Now reinvented, the public library operates with its own rules, culture and evolving purpose in a symbiotic relationship with its surrounding community. With the birth and growth of the e-reader, librarians came close to waving the white flag. Pundits predicted the end of libraries, as we knew them, or at the very least, books. Publishers panicked and authors examined options.
There’s just something intangibly provocative about libraries. Magical and ethereal and transformative. Pages of books ask age-old questions that have plagued humanity about life, nature and purpose. Seekers of knowledge choose among theories, answers and speculation. This is not a place of absolutes. It’s a space for modern debate, open challenge and fair consideration.
Interlibrary loan is generally thought of as a source for books from academic or specialty publishers, for non-fiction titles, for older formats (e.g. VHS or audiocassettes), for documentary films, etc. This perception endures because many libraries remain reluctant to interloan their new releases in movies, music or books. Yet, looking at these top ten lists does prove that newer and popular fiction is an important part of resource sharing in SHAREit.
Some public library software is available as Software as a Service applications, also called SaaS. This type of program uses cloud technology to bring many benefits to your library’s infrastructure. Many common barriers to adopting and implementing new systems are decreased or eliminated with SaaS. You can stay up to date with the latest innovations, streamline your administrative processes and provide a better patron experience. Here are the primary reasons SaaS is important for your public library IT plans.
A common question I hear from libraries is, “What is the difference between Retry and Unfilled?” The difference is subtle but important.
Retry means that the Borrower’s request has been submitted to all lenders in the Lender List and could not be filled by any of them, at this time.
” For better or worse, the digital age forces experts to make the case that a Google search doesn’t replace the librarian, and WebMD doesn’t replace the doctor.”
Observe librarians, and you’ll learn quite a bit about 21st century physicians.
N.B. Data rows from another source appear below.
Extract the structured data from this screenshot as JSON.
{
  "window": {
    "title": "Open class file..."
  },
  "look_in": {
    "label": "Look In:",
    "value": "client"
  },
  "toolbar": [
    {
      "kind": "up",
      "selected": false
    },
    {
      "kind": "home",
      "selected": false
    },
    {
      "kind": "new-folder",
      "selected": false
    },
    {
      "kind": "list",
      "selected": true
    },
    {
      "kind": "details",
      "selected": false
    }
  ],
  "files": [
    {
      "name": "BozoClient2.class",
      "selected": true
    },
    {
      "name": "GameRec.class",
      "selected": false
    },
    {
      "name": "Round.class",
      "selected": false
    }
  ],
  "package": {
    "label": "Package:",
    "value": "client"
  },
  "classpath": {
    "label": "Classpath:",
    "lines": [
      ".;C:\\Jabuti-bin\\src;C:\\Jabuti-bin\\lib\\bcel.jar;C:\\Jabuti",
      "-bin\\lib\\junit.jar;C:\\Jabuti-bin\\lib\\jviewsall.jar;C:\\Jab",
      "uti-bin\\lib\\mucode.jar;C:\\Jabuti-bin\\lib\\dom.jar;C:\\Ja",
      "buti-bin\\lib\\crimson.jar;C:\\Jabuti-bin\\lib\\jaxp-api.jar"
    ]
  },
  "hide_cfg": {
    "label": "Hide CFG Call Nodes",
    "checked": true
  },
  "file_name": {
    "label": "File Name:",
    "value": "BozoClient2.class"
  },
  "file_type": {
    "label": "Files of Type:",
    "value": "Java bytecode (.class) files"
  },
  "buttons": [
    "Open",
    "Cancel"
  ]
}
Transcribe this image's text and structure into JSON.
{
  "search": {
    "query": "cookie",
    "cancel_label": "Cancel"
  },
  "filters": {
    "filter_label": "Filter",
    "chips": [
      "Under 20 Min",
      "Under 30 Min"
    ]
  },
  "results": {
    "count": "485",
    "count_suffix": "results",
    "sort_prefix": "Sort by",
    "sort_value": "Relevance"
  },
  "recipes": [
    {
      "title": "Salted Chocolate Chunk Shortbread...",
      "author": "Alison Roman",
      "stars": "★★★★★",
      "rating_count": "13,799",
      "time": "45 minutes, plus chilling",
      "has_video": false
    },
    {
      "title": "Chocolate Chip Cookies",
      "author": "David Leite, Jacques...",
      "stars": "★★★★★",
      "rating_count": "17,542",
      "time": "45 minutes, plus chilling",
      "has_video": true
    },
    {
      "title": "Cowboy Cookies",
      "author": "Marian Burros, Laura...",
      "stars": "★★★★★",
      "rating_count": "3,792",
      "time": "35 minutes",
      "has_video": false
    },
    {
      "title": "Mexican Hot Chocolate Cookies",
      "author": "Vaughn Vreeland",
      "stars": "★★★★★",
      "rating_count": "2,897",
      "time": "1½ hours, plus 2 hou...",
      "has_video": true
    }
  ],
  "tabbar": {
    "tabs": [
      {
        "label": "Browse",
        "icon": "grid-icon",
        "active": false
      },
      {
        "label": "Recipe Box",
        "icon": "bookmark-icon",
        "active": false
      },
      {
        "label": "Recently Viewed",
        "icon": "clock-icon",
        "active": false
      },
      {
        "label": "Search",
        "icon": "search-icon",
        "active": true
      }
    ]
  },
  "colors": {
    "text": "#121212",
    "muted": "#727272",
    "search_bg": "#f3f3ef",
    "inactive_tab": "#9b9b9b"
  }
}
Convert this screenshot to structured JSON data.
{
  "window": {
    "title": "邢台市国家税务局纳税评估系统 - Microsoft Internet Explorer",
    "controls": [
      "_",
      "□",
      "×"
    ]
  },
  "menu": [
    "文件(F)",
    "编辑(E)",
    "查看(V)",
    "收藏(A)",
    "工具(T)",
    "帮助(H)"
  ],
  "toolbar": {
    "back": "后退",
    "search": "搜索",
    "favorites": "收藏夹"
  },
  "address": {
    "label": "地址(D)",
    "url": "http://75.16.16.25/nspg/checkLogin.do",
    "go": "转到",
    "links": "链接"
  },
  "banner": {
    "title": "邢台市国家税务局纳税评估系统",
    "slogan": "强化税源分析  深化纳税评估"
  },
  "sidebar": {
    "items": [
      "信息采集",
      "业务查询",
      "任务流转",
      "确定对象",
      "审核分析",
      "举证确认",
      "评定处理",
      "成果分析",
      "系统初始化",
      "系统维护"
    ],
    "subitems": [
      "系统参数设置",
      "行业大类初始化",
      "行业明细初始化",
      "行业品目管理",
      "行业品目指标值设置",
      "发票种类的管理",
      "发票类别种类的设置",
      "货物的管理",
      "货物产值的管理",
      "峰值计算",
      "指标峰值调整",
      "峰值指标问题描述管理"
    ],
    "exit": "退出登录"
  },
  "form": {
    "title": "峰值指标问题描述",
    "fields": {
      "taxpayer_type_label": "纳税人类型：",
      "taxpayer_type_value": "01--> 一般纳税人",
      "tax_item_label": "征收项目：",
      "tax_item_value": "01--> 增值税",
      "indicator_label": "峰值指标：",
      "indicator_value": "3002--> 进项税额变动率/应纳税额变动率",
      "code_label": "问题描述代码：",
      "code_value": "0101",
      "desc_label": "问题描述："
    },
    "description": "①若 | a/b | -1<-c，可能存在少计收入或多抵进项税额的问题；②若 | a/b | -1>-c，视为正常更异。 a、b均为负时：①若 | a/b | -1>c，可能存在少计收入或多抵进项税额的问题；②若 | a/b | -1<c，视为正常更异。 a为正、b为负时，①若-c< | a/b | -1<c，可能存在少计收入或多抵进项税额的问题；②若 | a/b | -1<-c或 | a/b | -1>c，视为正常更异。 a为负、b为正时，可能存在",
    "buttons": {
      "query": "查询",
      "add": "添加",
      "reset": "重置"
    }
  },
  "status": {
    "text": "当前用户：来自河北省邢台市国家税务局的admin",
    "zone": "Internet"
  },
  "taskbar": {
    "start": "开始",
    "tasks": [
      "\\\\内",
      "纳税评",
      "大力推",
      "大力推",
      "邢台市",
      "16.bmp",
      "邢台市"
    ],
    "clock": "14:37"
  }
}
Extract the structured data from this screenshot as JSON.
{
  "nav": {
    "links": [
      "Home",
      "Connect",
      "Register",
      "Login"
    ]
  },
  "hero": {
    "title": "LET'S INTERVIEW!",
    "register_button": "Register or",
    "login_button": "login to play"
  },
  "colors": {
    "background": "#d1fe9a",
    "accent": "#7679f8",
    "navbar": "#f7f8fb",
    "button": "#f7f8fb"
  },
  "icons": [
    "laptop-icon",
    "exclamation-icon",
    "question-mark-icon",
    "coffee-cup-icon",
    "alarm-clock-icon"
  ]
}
Digital technologies are hurling both professions into disintermediated worlds where they are no longer sole providers of vital services. Both must change their skills year by year and prove their value day by day. Both must choose whether the change is liberating or suffocating.
Sourced through Scoop.it from: cdn.ampproject.org